### [ACTIVITY]
Report, from the records below, every line where the word "view" appears.

### [GIVEN DATA]
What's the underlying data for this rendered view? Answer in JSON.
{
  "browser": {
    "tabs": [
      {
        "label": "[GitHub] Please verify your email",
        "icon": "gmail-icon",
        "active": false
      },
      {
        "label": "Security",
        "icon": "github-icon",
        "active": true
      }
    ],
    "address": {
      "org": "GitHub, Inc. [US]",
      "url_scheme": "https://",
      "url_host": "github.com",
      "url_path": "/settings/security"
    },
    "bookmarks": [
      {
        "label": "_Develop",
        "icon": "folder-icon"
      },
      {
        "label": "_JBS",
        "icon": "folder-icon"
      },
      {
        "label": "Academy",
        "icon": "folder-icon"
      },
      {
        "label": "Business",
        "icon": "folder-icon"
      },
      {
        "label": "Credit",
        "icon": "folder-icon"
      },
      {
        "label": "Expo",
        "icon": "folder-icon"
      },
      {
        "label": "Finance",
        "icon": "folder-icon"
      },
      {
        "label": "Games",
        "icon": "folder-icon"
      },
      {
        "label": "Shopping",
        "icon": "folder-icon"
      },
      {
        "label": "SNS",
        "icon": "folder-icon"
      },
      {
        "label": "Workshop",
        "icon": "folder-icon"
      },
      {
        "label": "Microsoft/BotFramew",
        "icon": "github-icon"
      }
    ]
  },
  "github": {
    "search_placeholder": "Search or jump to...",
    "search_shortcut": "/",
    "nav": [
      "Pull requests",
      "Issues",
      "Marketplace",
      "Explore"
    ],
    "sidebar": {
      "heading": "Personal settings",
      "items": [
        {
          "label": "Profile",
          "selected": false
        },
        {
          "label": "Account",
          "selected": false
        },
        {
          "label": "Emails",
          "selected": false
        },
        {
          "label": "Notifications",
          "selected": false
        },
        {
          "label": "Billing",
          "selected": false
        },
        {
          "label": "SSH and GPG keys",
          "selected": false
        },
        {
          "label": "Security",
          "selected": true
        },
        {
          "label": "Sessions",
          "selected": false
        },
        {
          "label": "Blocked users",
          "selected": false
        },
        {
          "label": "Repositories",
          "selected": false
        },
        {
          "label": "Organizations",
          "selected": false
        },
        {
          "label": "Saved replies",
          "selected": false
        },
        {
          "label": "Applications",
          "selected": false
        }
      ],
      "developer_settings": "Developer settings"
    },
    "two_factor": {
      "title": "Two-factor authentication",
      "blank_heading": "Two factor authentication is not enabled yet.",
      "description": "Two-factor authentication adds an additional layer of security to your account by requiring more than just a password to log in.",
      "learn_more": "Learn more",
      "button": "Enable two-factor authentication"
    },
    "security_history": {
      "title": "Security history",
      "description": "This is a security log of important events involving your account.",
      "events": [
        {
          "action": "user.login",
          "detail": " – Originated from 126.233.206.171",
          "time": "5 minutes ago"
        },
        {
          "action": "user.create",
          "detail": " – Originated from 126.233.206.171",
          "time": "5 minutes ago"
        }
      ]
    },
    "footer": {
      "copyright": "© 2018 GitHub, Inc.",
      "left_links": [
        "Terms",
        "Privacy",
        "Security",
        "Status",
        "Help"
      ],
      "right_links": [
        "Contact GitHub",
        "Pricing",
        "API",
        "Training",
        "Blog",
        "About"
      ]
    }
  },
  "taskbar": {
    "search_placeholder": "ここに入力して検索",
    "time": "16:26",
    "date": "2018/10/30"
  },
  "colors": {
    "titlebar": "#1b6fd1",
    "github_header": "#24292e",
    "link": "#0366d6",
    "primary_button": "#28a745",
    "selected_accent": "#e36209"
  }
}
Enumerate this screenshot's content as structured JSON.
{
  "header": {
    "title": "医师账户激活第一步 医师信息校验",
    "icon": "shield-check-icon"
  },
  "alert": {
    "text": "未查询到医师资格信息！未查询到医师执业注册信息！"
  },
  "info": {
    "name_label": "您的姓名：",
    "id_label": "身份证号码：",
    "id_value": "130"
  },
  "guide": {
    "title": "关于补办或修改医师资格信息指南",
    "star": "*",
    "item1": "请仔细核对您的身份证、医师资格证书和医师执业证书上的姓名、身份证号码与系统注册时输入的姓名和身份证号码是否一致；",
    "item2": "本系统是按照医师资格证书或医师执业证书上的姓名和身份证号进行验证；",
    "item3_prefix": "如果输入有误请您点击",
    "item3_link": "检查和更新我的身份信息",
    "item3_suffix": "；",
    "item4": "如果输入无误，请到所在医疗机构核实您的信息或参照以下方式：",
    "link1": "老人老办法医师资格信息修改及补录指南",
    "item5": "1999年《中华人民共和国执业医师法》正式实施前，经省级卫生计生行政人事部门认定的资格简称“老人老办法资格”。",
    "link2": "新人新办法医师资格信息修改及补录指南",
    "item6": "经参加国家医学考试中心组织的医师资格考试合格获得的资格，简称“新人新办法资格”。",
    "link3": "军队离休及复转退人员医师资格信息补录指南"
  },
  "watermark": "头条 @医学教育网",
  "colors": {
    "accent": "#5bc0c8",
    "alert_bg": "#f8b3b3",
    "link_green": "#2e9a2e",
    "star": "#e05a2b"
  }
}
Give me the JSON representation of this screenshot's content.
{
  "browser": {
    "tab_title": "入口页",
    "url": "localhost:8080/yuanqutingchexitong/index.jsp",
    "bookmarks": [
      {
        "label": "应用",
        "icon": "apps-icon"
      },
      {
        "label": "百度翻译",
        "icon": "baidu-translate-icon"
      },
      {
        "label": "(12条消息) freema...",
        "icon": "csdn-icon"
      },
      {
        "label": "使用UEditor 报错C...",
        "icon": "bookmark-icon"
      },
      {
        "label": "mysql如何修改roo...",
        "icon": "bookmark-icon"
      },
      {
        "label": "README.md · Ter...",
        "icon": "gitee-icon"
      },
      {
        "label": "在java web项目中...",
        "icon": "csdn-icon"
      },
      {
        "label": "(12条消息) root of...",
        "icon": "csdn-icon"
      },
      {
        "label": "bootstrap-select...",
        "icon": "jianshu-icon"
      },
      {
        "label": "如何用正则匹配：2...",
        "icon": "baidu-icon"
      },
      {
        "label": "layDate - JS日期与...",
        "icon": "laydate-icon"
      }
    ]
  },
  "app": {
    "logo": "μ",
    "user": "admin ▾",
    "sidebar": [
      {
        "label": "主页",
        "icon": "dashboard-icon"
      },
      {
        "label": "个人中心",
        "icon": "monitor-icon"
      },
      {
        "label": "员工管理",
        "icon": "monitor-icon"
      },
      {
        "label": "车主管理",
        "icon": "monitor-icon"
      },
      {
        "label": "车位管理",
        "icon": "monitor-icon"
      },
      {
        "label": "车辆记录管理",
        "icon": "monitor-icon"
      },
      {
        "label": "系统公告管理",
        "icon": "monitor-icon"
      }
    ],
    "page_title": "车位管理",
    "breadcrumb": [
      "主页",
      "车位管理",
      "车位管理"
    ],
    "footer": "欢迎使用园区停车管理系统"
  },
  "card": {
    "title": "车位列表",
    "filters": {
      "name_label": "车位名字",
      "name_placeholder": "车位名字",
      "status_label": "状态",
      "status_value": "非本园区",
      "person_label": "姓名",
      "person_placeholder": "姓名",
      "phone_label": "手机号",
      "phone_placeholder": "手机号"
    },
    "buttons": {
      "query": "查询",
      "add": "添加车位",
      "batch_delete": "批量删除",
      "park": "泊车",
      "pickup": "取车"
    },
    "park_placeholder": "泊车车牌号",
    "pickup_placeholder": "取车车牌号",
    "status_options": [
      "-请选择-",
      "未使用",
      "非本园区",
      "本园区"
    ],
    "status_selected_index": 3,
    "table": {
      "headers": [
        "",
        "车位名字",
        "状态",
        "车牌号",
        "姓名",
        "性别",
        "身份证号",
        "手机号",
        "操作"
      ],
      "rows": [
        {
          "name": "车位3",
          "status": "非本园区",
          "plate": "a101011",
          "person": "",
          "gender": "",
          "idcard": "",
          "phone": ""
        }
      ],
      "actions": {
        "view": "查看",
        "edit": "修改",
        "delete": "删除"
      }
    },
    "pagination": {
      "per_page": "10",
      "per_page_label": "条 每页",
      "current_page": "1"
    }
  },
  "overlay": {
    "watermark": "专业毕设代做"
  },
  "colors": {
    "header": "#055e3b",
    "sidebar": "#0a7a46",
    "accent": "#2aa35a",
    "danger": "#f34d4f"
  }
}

### [ANSWER SECTION]
What's the underlying data for this rendered view? Answer in JSON.
        "view": "查看",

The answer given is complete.